France and Europe are sorely in need of fixing. The United States is in retrenchment and Macron perceives an opportunity for joint French-German leadership. Yet Brexit is looming. One year ago Britain decided to leave the European Union. France, and all of Europe now contends with the aftershocks. [7] What of the future of French in Britain and British in France? What about Britain-France student exchanges? What will Brexit mean for transnational commerce and finance? What about the complex European legal system including codes and courts? Will France attract businesses and students as European law is de-emphasized in England?

Current leadership will begin the job, but it will be finished by current students across Europe including at Rennes. They are the future elites of law, government, and commerce who must “fix Europe” and reorient the EU bloc in the international legal, financial, and political systems. They will draw upon comparative perspectives – ties and training beyond Europe including in Maine. Hence international student exchanges and professorial research collaborations are important and prized at Maine Law. [8]


Professor Martin RogoffMaine fronts two international borders – Canada and via the Atlantic, Europe.  As North Atlantic shipping invigorates our economy, Maine will draw closer to Europe. Our students entering the workforce must be attuned to different ways of doing business based on long-standing traditions.

On the occasion of receiving his Degree of Docteur Honoris Causa of the Université of Maine, Le Mans, France  in 2011, Professor Rogoff observed:

 “There exist, certainly, significant differences between French and American ways of thinking, in general as well as about politics and law…(1) the rationalist philosophic orientation of Descartes vs. American pragmatism; (2) the notion of limited political power of John Locke vs. that of Jean-Jacques Rousseau which proclaims the omnipotence of the general will; (3) the legal positivism of Hans Kelsen, which is dominant in France today vs. legal realism which is dominant in the United States. There are also significant differences in the domain of public law…(1) the near universal approval of judicial review in the United States vs. the French tradition opposed to the government of judges; (2) American federalism vs. French centralization; (3) American individualism which rejects state intervention in the private sector vs. French social solidarity and the major role of the state in the economy.” 

Understanding such differences in comparative perspective is the key to effective transnational law practice and business. It may also be the key to preserving order in this age of extremes where open democracy is more vulnerable than the garrison state. This is a profound rationale for international exchanges and for innovative cross-cultural programs such as the Seminaire Juridique.

[1] I have a long association with “la francophonie” having studied at one the French grandes écoles – the Institut d’études politiques de Paris, also known as “Sciences Po.”

[2] Maine Law Review, Vol. 58, No. 2, 2006
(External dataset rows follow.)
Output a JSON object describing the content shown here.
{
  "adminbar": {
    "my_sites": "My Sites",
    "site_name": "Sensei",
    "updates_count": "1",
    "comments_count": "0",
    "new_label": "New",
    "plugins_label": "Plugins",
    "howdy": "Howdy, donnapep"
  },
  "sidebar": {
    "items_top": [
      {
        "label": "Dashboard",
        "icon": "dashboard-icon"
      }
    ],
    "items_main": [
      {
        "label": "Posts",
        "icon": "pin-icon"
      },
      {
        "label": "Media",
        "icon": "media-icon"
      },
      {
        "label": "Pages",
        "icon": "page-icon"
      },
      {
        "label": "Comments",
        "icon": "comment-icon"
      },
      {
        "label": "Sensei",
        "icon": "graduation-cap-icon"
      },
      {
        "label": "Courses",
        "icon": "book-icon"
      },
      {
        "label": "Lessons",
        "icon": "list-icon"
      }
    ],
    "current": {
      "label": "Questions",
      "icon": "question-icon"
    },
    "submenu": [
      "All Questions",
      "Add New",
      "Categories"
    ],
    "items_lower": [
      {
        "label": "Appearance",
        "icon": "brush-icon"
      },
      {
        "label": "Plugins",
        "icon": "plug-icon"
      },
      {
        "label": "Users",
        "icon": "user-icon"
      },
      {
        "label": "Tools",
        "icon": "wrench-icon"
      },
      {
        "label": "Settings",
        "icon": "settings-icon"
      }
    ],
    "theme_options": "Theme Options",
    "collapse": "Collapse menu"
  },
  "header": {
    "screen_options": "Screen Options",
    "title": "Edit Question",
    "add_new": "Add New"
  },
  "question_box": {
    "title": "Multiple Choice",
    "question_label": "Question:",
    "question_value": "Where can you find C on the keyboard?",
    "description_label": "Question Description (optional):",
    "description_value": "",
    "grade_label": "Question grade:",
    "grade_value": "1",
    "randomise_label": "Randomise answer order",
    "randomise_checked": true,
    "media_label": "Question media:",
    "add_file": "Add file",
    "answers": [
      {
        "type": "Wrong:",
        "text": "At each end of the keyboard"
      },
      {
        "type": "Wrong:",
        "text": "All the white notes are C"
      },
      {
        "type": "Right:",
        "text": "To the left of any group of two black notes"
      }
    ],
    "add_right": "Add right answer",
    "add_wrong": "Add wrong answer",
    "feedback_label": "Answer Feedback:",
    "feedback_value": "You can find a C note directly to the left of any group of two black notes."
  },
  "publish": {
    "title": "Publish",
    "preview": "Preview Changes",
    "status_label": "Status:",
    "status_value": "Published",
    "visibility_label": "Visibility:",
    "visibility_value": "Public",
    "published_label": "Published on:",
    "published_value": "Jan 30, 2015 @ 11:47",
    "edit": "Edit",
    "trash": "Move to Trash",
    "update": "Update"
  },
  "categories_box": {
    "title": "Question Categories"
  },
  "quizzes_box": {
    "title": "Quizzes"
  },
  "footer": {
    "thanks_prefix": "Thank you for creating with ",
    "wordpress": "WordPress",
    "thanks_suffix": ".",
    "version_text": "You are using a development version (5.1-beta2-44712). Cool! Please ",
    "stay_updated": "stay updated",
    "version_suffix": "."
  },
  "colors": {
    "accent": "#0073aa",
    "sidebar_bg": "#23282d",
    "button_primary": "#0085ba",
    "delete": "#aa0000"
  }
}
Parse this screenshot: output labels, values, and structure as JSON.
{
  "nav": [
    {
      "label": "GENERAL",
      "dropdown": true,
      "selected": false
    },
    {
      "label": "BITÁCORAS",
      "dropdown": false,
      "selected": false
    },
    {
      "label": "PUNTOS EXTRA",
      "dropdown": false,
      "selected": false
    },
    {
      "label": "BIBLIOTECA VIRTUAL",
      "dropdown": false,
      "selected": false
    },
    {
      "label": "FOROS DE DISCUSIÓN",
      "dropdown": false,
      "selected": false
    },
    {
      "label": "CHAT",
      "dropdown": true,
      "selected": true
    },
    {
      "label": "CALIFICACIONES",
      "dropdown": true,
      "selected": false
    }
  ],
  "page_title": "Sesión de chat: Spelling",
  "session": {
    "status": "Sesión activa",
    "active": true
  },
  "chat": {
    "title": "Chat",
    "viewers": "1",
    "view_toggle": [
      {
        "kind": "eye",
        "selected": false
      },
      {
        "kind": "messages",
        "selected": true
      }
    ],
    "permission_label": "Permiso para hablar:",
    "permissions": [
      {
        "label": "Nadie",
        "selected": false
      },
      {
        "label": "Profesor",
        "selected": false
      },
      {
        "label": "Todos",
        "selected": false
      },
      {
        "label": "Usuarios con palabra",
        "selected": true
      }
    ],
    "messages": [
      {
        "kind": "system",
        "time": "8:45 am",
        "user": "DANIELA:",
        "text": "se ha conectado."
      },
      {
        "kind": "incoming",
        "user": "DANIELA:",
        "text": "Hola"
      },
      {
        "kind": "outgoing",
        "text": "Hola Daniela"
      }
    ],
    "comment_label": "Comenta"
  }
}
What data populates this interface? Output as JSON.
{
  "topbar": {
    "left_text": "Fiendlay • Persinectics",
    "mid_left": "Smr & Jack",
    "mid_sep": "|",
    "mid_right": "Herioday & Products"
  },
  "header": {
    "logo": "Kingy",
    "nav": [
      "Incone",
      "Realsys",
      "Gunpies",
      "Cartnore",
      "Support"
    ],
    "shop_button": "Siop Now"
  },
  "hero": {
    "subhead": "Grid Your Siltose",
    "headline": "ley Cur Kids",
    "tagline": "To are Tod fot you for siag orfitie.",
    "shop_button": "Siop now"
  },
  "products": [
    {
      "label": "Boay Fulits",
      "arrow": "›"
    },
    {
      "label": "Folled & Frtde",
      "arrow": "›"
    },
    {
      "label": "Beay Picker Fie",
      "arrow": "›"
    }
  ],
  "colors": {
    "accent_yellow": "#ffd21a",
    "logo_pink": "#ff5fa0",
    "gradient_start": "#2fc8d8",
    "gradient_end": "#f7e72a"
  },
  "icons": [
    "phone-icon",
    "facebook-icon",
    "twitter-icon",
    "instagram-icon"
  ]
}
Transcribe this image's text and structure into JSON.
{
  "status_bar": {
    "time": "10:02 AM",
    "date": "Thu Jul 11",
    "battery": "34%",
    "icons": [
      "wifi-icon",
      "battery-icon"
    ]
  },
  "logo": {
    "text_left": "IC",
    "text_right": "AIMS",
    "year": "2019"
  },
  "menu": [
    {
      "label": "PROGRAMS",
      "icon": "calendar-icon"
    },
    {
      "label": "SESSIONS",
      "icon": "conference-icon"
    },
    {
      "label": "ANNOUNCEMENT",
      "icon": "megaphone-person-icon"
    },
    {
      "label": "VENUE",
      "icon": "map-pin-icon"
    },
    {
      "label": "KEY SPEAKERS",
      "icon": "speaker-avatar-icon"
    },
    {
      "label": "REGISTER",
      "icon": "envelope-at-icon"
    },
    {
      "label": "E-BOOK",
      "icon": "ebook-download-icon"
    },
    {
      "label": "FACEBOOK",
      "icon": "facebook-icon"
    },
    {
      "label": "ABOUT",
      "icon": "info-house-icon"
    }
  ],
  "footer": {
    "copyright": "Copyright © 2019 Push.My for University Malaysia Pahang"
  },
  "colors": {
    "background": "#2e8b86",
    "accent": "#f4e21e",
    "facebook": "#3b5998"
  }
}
[3] Charles H. Norchi and Gwenaelle Proutiere-Maulion, Piracy in Comparative Perspective: Problems, Strategies, Law, Hart Publishers (UK) and Editions Pedon (France) Publishers; 2012.

[4] Archives de philosophie du droit. Dalloz (Paris) 2009. See,

[5] When Simone Veil was named to the Academie Française she was given a sword, as are all the “immortals” as they are known. Hers was engraved with the French Republic motto Liberté, Egalité, Fraternité, the European Union motto, Unie dans la diversité and the number 78651 – which had been tattooed on her arm at Auschwitz.

[6] Le 1 Paris,  2015

[7] See my blog, “Breaking up is Hard to Do.”

[8] Maine Law students have study abroad opportunities in Canada, China including Hong Kong, France, Iceland, and Ireland.